Lori Knackstedt, professor of psychology, is seven years deep into research that’s yielded some surprising results: in cocaine-addicted rats, an antibiotic reduces their drug-seeking behavior and may prevent relapse. The drug Ceftriaxone appears to increase reuptake of glutamate, a neurotransmitter that regulates dopamine, the crux of the reward system. Knackstedt’s team wonders why.

Her latest paper, published online May 11 in the Journal of Neuroscience, has identified novel mechanisms of how Ceftriaxone (abbreviated “Cef”) reduces cocaine seeking. However, they also found that Cef is not directly increasing gene expression of two key glutamate transporters, GLT-1 and xCT. “We do find that this antibiotic changes things in the brain,” she says. “We’re just not sure how it’s doing it.”

Knackstedt’s fascination with behavior motivates her research. Her neurobiological approach stems from her undergraduate education in biology, where a neuroscience course piqued her interest in how cellular brain processes affect behavior. Now, she’s concerned with the practical aspects of behavior modification. The Ceftriaxone research examines how an antibiotic is disrupting the reward pathway in the nucleus accumbens — the reward center of the brain — and now that they know it’s not acting directly on DNA, the team is one step closer to understanding how Cef reduces excess glutamate that supports continued addiction and encourages patients to relapse.

Next, the team will expand their perspective beyond the nucleus accumbens, but that requires a broader approach: proteomics, a portmanteau of “protein genomics,” involves the use of a mass spectrometer to analyze tissue.
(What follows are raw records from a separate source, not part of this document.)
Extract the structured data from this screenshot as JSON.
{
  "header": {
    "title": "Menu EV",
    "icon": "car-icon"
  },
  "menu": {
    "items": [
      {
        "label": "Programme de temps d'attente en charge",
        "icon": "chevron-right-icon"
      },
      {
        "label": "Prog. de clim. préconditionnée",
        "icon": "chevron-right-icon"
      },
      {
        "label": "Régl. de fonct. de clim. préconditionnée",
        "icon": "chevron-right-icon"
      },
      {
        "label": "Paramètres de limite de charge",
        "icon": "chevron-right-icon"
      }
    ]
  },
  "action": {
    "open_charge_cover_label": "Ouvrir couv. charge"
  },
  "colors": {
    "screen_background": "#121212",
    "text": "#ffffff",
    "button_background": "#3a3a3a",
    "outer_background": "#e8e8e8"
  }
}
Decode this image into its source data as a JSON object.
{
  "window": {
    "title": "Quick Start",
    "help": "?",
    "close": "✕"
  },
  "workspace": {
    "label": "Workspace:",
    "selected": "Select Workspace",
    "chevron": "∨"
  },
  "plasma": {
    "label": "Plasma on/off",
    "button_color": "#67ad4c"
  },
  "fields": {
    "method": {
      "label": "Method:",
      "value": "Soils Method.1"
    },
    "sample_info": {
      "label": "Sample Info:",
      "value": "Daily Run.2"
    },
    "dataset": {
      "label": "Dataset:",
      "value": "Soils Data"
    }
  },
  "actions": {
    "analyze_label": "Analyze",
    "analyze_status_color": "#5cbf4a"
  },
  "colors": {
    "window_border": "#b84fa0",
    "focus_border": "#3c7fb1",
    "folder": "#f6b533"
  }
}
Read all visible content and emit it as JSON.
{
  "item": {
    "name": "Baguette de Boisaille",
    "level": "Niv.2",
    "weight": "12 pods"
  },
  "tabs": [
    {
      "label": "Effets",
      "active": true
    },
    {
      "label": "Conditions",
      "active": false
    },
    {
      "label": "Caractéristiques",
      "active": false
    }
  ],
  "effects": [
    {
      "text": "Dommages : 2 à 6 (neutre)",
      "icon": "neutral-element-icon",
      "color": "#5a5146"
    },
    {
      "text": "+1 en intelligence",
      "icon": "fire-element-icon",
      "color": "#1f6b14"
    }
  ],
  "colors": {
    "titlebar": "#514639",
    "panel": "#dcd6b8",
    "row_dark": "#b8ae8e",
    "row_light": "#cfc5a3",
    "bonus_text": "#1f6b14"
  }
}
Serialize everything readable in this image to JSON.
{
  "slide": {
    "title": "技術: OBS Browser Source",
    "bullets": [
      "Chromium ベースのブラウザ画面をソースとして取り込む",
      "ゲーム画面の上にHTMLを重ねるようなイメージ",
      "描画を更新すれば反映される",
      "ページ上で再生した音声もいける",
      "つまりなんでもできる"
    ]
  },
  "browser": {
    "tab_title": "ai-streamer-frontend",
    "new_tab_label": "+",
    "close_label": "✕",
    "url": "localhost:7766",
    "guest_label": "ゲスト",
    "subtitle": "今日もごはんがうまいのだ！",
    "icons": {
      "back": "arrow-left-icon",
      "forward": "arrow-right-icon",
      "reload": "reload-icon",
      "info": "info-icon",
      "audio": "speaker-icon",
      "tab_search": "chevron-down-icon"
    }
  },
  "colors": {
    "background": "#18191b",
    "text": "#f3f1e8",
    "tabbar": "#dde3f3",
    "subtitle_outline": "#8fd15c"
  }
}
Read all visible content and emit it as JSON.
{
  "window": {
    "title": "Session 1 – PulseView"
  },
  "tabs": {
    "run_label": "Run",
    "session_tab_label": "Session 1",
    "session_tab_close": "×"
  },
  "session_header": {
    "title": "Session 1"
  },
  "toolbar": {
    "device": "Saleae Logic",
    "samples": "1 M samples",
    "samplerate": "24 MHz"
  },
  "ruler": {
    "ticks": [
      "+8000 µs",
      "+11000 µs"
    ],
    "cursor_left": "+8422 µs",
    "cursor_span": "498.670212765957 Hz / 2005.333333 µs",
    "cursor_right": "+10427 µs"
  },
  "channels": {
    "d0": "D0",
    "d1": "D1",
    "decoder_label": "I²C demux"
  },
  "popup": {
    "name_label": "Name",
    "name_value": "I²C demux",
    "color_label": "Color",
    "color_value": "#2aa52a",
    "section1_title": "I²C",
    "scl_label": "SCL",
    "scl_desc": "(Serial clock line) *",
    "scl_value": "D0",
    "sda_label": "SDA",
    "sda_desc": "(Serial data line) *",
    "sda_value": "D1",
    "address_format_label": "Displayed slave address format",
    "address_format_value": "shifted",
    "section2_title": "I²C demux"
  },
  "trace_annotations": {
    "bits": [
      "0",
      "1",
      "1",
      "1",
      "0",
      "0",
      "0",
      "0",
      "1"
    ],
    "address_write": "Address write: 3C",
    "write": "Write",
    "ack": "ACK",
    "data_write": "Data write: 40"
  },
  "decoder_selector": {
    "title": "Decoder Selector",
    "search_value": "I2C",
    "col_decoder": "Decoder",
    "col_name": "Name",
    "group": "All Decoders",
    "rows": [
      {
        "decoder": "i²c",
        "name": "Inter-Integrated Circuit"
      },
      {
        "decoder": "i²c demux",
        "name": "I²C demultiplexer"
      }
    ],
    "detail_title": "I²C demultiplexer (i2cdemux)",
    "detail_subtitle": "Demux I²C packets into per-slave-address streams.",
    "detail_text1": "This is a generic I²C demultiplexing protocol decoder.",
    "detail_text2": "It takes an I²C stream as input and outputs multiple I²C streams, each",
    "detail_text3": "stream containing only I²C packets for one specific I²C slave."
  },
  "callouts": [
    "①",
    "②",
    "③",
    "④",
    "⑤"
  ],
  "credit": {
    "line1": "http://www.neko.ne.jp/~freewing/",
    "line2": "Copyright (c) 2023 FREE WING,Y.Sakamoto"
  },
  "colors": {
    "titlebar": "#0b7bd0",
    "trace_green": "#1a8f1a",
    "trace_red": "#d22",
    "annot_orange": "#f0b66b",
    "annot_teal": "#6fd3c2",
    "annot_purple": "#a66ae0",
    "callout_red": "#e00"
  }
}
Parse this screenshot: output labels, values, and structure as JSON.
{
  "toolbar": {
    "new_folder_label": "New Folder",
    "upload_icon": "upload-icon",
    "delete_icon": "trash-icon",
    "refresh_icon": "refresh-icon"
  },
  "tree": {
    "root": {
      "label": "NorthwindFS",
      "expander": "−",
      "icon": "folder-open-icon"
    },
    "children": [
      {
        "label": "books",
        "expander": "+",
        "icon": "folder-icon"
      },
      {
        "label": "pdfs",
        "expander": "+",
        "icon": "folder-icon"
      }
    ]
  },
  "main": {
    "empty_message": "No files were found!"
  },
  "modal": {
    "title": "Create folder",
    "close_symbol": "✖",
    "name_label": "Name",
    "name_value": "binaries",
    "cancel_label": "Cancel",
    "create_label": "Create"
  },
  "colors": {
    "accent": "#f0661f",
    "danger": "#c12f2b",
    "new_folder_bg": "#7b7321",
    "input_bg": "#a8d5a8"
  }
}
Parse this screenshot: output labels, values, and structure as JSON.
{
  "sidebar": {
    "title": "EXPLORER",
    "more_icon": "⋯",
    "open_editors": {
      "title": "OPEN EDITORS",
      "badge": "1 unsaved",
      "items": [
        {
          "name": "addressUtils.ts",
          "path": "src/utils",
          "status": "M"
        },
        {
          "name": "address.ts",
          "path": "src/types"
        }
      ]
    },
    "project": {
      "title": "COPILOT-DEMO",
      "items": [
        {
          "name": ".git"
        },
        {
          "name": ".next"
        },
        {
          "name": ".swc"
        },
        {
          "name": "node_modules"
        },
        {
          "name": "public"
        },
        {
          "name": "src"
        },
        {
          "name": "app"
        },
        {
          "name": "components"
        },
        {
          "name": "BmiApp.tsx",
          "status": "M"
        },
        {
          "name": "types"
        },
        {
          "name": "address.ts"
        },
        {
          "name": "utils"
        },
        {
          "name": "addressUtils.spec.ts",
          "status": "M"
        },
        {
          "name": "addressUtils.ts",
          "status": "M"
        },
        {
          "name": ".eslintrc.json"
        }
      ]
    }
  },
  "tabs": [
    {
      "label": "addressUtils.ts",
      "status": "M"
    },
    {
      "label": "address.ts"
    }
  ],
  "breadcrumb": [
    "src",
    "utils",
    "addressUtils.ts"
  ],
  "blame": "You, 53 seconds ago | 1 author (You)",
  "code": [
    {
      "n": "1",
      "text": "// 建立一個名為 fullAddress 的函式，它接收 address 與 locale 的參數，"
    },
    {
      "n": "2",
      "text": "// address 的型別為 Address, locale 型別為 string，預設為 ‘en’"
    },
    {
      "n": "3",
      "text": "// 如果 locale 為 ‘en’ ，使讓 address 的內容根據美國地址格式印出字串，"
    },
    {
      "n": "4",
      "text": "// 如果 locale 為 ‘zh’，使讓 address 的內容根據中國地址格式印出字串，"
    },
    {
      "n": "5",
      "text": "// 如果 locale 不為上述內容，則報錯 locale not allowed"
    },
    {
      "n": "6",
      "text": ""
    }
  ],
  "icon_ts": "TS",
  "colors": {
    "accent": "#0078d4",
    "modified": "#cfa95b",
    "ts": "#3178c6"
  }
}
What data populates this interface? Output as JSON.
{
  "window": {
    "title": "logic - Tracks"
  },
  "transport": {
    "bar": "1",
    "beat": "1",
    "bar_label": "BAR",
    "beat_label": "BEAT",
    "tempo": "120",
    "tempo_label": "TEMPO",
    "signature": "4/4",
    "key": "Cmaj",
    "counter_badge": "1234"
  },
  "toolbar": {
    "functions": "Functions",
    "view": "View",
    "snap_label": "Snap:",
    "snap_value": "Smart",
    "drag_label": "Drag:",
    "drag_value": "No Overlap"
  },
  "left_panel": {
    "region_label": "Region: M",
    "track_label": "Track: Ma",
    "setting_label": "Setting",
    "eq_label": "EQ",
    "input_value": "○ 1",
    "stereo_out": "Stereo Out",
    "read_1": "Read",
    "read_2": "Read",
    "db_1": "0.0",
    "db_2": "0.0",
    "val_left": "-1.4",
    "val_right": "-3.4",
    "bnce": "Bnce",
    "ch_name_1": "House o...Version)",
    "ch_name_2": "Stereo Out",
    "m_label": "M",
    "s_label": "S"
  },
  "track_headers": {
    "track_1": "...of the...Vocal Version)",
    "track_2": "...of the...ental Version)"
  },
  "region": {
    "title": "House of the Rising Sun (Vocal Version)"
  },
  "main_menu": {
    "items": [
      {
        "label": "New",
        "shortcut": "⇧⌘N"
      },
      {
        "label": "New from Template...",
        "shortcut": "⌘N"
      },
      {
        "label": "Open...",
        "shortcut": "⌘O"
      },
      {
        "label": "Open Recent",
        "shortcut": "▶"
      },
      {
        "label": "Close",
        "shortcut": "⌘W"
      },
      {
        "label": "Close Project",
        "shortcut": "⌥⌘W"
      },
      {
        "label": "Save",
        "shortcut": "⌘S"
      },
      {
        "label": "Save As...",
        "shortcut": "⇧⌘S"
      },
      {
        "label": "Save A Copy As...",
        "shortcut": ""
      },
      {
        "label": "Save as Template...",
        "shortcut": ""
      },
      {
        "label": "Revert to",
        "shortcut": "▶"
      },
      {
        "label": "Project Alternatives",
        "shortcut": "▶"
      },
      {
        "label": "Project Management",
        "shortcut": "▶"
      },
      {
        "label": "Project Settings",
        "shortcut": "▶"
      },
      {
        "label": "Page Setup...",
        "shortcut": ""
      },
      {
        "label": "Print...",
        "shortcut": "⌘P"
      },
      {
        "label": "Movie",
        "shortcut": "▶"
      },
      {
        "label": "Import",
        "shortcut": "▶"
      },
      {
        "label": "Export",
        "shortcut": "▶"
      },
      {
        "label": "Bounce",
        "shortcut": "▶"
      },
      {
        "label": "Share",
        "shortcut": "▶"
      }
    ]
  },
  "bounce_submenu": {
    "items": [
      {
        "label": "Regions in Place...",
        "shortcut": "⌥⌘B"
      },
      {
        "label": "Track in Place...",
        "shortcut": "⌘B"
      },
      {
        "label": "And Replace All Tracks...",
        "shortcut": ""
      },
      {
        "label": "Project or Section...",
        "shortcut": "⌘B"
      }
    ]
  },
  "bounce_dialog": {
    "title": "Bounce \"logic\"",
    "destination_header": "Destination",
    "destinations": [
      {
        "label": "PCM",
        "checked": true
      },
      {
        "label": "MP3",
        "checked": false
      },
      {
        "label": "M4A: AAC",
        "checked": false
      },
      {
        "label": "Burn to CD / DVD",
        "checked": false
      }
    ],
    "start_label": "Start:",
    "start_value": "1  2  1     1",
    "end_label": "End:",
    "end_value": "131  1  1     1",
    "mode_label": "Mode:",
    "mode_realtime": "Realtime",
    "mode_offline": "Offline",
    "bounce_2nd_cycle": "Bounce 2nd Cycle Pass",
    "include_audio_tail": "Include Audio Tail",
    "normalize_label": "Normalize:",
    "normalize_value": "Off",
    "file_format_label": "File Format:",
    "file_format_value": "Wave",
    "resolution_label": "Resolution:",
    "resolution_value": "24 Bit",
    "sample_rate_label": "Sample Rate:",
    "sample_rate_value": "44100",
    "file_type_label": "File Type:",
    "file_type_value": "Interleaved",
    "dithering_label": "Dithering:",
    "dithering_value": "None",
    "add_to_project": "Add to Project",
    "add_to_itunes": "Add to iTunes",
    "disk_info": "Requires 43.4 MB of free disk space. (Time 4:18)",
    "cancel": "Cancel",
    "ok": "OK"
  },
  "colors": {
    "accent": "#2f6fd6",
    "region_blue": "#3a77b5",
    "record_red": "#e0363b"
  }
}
An emerging body of research shows that “listen to your gut” has some neuroscience behind it; a reduced gut microbiome has been linked to cocaine relapse, as well as anxiety and depressive disorders. Cephalosporin antibiotics such as Cef have been shown to reduce these behaviors, but their role in the gut–brain axis is not well understood.

Nevertheless, overuse of antibiotics has its own set of side effects. Thus, Knackstedt’s side project is to get the best of both worlds: “I’m interested in developing a drug with reduced side effects to treat addictive behaviors,” she says. “Ceftriaxone is a real contender.”

See this story and learn more about the neurobiology of addiction on Exposure.